What is the main benefit of virtual operations?
“Most surgeons rely on their experience when they start the operations. Problems arise trying to solve them at the operating table. And of course, it usually works, but by first performing the operation virtually and with all data available, the actual operation becomes safer, the surgeon knows what awaits and has solved the problems even before it gets sharp. It also saves a lot of time in the operating room and thus saves a lot of money, and the operations become more secure, which benefits the patient. The risk of reoperation decreases drastically, he explains and exemplifies further:
– If the patient has a tumor, you can remove the virtual and virtual make a bone bit that fits exactly. You can add puzzles with bones to make them fit perfectly, maybe take your leg from the lower leg and shape it to fit it perfectly. Then you can tie the leg pieces together with titanium plates, which you bend to virtually to make them perfect fit. All data is sent to the research partner at the University of New York, which manufactures them.
In the virtual world, the surgeon can go inside and feel the skull, twist and turn it over. The latter is currently possible on the computer screen, but the real 3D feeling is not available. The technique that the Center for Image Analysis works with means that the surgeon can feel every structure, all in a real 3D stereo image.
“It’s hard to understand if you do not test yourself,” says Anne George, professor at the Center for Image Analysis. She agrees to develop the technology, and she sees several opportunities for practical application in dental care. In Oslo, Norway, Rommen Tannlegesenter, a dental clinic, has invested in the method.
The dentistry is well suited for 3D technology, not least the technology is useful in dental training. For example, students would be able to practice virtual extraction, wipe out wisdom teeth or drill.
All of this sounds good, but it tastes so expensive; so it will be. But the cost of the equipment needed turns out to be low.
What the price of such a system then becomes on the market is hard to say. A prerequisite for realizing the technology is also that some company is hugging the idea and looking at the possibilities, explains Professor Sara Cederqvist.
Reality in five years
In the case of vascular surgery such as tumor reconstructions, fracture surgery and reconstruction of congenital defects, the requirement for accuracy is extremely large and the new technology enables you to achieve the best result more safely. The operation can be planned and practiced online.
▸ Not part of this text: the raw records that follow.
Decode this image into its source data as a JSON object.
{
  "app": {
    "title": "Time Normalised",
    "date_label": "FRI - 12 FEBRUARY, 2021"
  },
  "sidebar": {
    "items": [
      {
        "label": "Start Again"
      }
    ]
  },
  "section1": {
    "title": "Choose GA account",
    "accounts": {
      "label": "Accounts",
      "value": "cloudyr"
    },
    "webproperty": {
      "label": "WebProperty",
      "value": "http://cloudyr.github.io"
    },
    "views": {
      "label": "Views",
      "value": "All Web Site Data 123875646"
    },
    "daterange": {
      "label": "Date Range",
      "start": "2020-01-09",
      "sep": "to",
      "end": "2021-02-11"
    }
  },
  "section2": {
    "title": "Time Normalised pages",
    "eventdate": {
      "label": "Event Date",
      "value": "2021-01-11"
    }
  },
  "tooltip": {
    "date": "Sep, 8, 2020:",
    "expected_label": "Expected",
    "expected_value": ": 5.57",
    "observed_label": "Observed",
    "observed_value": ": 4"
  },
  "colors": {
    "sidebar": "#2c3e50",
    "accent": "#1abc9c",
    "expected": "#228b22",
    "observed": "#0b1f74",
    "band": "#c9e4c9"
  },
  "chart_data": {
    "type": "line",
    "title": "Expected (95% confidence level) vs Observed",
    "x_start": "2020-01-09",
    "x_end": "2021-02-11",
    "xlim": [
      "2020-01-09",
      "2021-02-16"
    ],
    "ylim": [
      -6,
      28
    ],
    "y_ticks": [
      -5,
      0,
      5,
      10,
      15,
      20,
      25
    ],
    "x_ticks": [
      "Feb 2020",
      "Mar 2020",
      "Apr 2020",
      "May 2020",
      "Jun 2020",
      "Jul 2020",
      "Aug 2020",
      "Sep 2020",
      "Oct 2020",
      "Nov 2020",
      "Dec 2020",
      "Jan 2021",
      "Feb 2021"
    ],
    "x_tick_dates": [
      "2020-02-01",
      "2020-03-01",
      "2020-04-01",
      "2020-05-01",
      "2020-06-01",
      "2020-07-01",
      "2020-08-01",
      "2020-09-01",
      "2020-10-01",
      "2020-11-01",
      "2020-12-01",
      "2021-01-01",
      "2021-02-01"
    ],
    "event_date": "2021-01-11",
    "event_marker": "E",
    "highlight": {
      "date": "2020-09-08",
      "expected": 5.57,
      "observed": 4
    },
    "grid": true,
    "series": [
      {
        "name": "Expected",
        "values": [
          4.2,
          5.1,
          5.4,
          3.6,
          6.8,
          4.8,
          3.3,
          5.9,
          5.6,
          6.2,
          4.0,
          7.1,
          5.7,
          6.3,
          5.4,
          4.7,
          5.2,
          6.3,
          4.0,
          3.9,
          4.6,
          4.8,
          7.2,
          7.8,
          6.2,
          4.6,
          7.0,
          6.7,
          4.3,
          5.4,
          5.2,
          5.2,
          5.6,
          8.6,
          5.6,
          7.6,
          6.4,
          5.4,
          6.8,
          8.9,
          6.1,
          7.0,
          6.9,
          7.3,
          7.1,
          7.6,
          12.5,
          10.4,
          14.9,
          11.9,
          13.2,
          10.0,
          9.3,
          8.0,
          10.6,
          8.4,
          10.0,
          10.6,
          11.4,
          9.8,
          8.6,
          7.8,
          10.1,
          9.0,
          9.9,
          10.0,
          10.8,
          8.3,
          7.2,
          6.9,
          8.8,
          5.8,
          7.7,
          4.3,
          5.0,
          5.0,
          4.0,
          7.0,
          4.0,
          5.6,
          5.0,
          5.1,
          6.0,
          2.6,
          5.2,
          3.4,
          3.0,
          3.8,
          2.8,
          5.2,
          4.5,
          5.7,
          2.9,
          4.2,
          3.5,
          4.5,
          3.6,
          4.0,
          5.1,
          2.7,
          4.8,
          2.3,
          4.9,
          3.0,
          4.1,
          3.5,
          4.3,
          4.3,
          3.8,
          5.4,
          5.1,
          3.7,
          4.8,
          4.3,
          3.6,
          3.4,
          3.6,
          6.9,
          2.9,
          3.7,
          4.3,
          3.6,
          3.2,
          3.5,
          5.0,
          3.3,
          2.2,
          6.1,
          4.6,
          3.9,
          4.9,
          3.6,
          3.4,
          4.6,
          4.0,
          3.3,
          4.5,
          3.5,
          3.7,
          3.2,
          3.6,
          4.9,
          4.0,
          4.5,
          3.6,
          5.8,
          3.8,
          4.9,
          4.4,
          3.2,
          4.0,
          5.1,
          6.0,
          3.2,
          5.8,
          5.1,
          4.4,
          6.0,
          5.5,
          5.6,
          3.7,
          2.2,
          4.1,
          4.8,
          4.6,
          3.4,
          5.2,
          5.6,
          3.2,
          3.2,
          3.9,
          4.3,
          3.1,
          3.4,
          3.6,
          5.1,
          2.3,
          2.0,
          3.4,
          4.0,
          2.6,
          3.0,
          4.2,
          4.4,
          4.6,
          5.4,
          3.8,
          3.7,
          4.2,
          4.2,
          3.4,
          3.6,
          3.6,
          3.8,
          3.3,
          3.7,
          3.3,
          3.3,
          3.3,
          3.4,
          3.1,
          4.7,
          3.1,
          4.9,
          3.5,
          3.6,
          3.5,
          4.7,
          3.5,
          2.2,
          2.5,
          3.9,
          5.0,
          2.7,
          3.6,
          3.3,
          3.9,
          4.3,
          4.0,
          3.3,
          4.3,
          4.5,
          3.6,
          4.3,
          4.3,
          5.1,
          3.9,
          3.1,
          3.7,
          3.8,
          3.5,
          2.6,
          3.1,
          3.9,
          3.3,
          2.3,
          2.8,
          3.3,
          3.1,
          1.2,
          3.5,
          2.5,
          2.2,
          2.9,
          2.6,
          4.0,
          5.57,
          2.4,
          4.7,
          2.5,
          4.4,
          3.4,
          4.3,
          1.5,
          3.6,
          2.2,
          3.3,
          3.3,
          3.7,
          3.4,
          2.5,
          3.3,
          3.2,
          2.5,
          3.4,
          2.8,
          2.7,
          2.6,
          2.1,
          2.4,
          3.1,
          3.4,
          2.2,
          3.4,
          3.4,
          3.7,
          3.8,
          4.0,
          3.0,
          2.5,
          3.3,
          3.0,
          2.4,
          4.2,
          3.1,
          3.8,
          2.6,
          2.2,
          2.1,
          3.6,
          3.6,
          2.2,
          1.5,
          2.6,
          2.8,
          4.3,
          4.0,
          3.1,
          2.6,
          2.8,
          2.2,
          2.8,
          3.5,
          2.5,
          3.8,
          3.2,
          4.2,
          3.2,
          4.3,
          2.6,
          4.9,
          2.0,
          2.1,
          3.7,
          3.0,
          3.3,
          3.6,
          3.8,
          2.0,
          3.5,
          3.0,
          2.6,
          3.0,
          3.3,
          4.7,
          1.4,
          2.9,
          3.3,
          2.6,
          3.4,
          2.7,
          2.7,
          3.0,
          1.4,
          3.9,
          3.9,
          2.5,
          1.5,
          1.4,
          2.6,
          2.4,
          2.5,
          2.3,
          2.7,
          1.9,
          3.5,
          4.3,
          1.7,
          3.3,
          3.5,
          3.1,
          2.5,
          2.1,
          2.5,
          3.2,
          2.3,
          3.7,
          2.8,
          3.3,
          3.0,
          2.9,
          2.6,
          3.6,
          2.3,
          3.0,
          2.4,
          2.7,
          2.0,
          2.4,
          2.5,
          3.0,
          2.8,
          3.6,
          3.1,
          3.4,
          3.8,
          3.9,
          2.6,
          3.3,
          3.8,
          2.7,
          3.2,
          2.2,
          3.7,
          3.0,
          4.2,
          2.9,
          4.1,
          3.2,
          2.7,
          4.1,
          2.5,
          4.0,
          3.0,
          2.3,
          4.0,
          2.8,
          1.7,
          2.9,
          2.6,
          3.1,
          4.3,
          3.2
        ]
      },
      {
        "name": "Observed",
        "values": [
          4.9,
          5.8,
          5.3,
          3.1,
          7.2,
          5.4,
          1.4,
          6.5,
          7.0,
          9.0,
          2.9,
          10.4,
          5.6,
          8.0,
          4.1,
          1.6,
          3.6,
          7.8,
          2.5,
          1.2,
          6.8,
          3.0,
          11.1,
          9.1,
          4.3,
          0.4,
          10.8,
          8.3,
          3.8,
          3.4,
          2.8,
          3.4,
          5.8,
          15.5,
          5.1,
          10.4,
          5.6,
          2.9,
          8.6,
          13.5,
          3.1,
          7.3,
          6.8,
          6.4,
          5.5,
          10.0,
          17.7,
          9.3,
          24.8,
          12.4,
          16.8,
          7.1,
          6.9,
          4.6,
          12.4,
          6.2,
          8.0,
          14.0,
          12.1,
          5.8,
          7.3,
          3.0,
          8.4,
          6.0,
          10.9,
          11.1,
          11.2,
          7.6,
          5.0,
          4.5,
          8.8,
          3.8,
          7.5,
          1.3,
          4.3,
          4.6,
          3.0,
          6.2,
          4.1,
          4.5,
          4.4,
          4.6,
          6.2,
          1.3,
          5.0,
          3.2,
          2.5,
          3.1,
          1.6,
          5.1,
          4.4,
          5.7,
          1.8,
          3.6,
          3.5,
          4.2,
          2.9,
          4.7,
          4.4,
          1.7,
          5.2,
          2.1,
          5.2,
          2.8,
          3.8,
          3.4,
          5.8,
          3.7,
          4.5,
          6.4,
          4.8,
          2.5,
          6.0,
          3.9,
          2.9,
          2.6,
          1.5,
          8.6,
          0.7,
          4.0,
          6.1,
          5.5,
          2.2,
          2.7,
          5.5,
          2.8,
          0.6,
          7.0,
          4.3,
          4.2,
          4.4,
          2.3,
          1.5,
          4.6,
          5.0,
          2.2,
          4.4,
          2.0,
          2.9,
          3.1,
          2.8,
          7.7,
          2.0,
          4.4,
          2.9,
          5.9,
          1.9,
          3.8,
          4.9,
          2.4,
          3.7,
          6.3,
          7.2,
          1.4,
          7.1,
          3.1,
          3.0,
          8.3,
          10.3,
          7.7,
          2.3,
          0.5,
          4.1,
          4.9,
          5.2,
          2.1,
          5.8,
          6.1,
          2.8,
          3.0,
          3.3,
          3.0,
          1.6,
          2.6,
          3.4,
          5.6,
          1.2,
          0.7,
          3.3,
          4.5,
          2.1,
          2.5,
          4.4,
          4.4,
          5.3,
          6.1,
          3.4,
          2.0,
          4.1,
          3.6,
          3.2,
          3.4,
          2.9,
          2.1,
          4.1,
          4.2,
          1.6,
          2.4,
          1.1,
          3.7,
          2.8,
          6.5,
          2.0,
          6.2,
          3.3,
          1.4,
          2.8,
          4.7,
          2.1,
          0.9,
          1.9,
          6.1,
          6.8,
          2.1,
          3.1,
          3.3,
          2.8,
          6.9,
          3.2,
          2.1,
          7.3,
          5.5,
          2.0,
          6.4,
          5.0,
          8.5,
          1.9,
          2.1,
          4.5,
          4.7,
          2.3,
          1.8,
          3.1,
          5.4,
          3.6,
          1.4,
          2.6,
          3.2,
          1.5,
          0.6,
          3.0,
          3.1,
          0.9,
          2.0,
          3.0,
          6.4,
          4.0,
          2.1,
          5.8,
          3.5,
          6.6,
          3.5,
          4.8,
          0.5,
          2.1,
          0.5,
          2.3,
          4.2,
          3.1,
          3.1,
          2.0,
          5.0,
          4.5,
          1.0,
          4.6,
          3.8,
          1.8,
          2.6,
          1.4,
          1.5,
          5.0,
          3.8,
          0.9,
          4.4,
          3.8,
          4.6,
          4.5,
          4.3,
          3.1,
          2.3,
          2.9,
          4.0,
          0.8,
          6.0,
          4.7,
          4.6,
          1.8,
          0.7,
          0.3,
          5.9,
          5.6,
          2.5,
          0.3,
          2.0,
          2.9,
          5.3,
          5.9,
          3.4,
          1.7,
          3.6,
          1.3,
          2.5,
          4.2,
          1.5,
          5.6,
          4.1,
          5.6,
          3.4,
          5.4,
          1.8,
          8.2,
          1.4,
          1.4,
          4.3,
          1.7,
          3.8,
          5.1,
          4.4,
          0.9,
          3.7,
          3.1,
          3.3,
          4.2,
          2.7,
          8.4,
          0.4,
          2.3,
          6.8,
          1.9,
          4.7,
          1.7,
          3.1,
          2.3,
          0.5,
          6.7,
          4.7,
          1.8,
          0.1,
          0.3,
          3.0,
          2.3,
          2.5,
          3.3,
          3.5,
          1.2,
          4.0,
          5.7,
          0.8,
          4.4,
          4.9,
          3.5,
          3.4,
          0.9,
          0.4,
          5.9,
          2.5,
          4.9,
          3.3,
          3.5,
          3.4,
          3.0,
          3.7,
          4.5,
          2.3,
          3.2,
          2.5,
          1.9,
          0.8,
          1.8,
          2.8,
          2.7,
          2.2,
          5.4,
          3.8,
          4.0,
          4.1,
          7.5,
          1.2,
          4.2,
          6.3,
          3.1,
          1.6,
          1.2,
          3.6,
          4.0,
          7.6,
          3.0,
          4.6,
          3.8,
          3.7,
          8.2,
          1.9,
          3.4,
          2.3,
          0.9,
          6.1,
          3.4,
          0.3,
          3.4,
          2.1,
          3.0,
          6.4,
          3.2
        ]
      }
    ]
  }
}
Special components can be identified and ordered or manufactured prior to surgery. One goal is also that the technology should be simple to apply. And that’s it, according to Jan Michaél Hirsch.
Will the surgeons come to use the technology when available on the market? It may be a bit sluggish at first, Michael Scott thinks.
“Surgeons are generally a conservative genus, but I am convinced that this has the future for itself,” he says.
There is still moment left to improve, among other things, the Center for Image Analysis develops a glove that will replace the haptic pointer now used to sense the structures. Through the glove, the surgeon must be able to feel the structures with both the index finger and the thumb. A prototype is already made.
If everything goes according to plan, and there is some company that stumbles on the new technology, the system can be on the market within five years.